Task description -> Your answer must be every line of the data that contains "checked".

Data shown ->
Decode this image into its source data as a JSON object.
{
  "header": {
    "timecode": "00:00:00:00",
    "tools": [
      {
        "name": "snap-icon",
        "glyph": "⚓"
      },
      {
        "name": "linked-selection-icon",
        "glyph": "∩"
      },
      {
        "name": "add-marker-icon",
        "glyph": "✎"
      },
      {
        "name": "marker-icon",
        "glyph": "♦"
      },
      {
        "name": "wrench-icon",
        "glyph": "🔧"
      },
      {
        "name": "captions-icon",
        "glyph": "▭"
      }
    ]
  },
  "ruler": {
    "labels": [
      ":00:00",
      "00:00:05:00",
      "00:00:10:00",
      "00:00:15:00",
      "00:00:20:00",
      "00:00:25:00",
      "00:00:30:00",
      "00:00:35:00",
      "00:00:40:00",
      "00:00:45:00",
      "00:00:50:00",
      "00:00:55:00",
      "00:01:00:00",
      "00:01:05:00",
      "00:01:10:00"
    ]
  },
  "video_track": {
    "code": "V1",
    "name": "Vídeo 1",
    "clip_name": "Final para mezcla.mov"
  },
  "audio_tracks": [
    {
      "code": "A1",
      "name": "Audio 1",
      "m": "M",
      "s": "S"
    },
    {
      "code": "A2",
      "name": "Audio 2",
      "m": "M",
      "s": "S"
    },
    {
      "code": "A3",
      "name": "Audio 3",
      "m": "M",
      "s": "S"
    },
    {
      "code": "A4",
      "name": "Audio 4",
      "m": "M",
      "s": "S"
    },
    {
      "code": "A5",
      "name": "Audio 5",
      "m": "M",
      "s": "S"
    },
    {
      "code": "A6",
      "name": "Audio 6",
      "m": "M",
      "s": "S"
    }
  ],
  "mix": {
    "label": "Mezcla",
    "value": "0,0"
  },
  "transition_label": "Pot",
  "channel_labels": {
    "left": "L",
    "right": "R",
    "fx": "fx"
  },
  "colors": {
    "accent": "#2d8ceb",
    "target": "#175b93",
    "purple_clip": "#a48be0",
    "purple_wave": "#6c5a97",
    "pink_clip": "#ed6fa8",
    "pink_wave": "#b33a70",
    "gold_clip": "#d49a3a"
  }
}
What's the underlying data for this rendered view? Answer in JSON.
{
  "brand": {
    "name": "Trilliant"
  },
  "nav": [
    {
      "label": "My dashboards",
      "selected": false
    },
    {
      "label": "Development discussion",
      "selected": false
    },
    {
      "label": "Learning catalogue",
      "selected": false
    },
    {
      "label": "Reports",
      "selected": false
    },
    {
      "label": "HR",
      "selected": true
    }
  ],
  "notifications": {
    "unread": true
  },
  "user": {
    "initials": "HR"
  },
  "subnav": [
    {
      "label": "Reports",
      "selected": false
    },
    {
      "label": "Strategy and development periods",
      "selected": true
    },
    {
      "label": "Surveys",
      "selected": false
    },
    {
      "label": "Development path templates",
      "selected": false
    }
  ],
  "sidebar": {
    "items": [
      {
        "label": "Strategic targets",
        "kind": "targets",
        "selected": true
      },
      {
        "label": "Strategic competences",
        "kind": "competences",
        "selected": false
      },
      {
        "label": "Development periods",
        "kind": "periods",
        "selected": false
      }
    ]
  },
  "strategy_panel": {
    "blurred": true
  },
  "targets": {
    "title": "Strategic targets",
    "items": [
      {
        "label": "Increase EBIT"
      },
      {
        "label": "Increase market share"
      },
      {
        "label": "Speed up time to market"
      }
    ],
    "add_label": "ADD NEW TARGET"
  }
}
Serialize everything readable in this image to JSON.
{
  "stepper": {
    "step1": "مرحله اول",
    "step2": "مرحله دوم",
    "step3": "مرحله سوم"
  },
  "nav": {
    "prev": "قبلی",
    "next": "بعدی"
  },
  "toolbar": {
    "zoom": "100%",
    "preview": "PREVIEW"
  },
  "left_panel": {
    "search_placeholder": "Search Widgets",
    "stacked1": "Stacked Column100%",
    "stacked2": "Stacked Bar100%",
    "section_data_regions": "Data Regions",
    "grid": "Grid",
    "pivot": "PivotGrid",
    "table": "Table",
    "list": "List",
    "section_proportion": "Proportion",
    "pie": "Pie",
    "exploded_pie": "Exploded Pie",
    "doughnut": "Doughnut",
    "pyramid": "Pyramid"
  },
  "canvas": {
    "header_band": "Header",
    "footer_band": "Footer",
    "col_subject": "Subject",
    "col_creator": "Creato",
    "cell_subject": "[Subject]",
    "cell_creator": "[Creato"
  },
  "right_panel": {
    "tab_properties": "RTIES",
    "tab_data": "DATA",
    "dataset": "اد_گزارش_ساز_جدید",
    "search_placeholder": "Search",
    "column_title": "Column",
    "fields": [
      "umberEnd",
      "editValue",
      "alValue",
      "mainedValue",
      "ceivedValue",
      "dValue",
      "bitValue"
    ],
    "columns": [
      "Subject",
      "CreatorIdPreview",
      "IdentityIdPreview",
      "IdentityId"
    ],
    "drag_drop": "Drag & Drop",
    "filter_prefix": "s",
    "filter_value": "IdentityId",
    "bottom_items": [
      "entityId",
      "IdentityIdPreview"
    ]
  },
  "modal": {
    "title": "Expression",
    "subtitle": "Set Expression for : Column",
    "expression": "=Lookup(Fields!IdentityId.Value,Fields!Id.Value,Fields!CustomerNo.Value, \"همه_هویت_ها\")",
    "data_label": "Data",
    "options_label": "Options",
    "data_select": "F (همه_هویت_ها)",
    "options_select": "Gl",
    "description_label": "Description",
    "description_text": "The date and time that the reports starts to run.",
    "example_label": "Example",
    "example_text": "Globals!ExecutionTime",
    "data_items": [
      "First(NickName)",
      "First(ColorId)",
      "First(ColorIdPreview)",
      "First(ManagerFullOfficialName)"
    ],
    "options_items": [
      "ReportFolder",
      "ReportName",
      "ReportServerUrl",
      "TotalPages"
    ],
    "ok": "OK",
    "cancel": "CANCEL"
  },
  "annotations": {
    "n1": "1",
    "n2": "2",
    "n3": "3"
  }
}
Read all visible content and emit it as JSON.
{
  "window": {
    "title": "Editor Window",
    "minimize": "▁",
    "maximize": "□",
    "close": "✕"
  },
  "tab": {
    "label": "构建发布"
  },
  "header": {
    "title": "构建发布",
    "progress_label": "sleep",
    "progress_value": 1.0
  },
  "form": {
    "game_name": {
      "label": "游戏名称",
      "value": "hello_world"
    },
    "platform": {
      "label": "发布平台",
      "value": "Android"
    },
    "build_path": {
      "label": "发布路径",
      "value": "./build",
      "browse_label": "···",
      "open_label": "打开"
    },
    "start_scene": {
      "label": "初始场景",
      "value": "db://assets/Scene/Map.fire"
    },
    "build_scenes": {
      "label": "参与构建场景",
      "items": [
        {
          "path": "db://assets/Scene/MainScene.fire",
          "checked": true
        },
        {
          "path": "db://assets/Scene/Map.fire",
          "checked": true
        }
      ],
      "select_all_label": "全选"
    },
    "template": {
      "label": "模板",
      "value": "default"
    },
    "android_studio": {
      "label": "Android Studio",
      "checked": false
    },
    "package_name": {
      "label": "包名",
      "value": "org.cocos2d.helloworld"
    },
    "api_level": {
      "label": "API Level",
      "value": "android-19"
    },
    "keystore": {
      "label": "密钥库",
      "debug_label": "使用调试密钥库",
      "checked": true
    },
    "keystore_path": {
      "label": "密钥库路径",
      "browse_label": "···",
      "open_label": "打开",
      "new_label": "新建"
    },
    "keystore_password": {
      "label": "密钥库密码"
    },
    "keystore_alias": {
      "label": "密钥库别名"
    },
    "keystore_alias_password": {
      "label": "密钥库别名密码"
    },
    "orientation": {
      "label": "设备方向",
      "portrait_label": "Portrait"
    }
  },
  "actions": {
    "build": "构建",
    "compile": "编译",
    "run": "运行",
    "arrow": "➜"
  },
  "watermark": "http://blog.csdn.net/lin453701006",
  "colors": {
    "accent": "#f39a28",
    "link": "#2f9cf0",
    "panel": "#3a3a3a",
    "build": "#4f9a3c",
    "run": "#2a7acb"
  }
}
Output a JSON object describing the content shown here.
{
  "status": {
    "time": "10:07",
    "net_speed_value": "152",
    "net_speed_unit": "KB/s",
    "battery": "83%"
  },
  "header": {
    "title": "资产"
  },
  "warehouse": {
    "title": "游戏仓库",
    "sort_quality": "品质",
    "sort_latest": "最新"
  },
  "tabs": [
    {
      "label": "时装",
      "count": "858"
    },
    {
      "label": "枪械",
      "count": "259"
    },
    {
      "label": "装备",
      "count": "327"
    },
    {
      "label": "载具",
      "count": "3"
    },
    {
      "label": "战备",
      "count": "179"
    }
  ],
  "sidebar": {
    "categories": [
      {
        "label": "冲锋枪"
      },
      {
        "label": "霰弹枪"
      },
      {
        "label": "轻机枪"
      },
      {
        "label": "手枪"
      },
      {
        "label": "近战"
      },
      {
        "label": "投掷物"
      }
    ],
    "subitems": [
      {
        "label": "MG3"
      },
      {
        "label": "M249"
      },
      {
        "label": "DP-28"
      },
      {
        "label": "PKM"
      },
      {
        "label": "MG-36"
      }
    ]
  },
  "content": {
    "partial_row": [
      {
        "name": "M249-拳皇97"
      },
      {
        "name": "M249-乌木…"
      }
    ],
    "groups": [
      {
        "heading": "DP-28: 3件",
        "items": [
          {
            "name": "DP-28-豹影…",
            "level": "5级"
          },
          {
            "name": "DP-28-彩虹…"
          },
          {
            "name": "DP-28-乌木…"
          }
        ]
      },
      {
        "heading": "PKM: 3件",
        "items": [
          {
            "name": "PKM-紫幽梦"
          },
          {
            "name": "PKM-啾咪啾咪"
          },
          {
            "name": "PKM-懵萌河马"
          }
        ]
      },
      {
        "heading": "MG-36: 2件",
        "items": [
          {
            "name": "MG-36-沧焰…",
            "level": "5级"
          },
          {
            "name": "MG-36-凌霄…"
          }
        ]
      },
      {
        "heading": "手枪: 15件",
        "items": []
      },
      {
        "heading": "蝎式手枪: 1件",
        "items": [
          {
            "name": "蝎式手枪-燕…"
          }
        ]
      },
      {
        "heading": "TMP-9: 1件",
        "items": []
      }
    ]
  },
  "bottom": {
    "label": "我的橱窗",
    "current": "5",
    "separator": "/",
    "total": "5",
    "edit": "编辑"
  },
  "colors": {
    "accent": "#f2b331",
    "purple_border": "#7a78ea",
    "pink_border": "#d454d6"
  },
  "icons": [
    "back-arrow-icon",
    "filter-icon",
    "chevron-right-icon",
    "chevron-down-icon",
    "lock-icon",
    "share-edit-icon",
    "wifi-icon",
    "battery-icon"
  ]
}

Output for this task ->
          "checked": true
          "checked": true
      "checked": false
      "checked": true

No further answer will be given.